===== STUDY MATERIAL

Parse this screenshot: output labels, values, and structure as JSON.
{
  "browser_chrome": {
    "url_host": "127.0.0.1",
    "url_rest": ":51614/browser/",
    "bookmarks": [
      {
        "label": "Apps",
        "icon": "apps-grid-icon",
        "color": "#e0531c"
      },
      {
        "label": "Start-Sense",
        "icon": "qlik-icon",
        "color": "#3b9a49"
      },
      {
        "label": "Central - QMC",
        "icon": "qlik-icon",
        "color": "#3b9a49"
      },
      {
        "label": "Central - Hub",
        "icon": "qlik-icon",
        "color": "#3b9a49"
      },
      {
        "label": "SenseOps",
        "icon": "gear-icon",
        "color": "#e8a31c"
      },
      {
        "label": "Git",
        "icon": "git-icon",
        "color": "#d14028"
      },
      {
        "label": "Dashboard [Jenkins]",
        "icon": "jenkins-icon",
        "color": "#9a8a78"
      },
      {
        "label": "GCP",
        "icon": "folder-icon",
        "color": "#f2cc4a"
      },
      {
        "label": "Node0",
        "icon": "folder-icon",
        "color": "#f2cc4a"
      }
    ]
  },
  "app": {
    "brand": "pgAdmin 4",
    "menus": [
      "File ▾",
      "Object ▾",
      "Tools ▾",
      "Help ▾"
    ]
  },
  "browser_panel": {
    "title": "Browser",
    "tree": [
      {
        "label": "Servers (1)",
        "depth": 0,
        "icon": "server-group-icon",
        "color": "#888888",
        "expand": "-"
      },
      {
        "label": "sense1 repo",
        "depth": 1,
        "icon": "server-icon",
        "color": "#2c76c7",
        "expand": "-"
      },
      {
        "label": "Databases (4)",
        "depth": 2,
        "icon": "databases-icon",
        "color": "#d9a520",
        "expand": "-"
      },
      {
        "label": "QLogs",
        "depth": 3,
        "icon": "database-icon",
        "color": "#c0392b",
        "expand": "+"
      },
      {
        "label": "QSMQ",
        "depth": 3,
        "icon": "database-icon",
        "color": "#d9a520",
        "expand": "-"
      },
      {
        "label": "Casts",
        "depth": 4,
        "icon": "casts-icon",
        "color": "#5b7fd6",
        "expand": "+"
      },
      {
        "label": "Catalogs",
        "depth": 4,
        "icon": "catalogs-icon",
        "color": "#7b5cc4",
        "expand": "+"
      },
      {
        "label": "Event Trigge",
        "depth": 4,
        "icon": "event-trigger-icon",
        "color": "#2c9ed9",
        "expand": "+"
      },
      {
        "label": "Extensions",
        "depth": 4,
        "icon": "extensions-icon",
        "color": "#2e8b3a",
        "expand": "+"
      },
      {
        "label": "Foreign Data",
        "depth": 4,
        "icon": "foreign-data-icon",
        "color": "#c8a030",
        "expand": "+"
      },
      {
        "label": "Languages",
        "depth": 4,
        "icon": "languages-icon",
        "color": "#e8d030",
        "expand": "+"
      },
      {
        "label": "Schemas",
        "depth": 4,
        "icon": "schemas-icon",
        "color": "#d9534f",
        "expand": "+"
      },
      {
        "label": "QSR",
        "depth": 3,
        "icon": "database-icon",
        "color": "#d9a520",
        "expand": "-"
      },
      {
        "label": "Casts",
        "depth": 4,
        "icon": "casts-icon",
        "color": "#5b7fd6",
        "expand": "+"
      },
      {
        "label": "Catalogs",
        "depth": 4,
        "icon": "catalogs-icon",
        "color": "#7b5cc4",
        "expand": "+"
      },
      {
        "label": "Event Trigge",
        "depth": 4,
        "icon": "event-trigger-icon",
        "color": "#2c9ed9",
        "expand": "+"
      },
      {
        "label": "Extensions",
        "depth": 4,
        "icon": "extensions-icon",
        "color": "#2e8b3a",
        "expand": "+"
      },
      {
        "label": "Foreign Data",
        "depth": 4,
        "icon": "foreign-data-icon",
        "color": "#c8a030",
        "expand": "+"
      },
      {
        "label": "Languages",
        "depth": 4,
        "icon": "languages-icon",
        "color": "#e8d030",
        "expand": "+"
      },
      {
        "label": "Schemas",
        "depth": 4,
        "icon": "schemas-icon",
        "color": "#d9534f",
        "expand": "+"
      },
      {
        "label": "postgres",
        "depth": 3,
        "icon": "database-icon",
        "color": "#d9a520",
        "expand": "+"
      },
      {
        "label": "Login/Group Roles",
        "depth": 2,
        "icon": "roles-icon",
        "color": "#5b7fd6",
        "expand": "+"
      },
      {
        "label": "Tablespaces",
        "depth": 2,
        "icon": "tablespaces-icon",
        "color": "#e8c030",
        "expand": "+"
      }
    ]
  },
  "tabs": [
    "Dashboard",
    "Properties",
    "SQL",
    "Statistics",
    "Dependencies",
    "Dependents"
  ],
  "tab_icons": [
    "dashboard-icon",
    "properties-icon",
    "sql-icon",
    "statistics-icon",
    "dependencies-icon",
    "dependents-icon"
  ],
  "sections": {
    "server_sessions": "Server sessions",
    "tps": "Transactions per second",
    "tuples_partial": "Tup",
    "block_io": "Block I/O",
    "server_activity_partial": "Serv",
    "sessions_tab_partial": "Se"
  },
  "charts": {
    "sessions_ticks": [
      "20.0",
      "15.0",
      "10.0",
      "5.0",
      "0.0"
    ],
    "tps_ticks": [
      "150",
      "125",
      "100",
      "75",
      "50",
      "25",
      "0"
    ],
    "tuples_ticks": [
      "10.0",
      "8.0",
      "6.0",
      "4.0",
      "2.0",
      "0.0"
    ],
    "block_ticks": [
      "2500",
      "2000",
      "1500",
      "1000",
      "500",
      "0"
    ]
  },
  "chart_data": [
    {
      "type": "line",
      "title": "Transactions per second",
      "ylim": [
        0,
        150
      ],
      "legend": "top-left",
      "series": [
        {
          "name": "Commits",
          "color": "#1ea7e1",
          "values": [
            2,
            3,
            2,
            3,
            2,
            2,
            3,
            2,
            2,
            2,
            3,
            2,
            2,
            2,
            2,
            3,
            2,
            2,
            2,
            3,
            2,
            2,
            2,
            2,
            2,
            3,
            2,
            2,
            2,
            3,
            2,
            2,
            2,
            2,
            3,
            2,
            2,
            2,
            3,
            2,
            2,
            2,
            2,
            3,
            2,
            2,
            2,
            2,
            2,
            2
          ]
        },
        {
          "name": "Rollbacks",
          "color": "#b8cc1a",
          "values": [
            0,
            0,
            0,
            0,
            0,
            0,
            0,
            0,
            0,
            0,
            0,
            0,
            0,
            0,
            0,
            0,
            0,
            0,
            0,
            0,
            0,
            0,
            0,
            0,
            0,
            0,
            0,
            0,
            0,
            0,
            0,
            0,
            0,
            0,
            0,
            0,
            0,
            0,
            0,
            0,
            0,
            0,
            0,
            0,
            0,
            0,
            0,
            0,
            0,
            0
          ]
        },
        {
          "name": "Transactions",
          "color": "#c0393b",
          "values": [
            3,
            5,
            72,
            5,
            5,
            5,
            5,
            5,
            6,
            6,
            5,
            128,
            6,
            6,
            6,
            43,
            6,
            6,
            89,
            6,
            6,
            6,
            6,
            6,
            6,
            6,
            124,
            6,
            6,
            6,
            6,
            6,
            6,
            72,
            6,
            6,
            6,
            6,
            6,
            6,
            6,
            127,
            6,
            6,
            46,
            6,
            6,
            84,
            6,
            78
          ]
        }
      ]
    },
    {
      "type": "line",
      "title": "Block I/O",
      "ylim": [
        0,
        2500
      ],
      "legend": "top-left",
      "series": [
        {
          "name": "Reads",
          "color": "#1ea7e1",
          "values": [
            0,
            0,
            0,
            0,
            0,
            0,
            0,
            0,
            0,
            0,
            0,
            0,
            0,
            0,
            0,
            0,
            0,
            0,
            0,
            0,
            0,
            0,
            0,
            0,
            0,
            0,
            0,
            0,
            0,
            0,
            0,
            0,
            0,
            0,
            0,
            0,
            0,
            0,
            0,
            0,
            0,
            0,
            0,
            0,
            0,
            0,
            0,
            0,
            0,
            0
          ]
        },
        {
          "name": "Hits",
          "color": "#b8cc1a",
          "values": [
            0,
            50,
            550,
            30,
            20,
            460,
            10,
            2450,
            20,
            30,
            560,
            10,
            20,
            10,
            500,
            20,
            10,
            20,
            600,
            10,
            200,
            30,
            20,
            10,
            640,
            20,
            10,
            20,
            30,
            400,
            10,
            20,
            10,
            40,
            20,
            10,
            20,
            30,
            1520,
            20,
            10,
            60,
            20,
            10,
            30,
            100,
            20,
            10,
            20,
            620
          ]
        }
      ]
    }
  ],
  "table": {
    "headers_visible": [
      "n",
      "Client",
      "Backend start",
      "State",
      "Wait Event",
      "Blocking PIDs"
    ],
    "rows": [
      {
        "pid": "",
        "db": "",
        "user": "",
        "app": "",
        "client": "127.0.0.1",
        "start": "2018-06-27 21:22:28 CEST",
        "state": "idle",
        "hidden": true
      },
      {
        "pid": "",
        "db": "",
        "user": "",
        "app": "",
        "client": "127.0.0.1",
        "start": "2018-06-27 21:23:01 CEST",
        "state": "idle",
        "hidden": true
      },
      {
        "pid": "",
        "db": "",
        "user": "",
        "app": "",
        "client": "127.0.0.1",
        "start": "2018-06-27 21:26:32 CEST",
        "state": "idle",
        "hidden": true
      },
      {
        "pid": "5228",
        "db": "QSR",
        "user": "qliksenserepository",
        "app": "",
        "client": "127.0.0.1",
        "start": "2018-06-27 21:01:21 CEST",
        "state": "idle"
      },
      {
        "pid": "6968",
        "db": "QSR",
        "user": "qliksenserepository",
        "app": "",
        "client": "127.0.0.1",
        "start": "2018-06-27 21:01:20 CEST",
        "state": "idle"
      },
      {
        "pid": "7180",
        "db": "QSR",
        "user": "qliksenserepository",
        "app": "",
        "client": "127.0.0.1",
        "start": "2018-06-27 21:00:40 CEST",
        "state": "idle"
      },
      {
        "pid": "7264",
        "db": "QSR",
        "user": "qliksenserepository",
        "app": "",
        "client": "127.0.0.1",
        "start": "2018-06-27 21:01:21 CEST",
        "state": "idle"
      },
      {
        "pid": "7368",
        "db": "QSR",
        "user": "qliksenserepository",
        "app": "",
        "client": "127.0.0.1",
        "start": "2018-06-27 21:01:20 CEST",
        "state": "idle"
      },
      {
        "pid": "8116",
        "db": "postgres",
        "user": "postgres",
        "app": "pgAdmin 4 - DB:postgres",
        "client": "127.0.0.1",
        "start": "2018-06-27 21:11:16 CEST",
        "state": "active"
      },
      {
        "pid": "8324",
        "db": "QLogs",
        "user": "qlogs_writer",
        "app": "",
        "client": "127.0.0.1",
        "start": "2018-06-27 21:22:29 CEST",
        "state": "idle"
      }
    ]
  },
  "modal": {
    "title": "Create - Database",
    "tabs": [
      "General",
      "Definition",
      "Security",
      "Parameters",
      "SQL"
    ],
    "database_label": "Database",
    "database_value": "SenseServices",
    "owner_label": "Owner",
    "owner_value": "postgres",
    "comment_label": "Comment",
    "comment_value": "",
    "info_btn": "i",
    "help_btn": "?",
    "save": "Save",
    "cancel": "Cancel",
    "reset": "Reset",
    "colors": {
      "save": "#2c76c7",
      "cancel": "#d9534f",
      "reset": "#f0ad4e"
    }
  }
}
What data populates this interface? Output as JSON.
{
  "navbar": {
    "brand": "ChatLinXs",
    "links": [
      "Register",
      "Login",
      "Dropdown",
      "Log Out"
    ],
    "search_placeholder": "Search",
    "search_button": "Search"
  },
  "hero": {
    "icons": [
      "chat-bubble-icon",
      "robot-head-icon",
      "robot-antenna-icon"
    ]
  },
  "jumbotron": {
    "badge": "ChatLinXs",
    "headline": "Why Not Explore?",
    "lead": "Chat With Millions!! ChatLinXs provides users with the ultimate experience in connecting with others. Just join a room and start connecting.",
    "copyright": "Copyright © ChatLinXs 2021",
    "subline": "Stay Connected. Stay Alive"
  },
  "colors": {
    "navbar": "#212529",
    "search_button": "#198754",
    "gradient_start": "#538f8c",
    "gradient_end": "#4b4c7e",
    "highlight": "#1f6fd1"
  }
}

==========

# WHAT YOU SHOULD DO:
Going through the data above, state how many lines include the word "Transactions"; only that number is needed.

# THE COMPLETED TASK:
3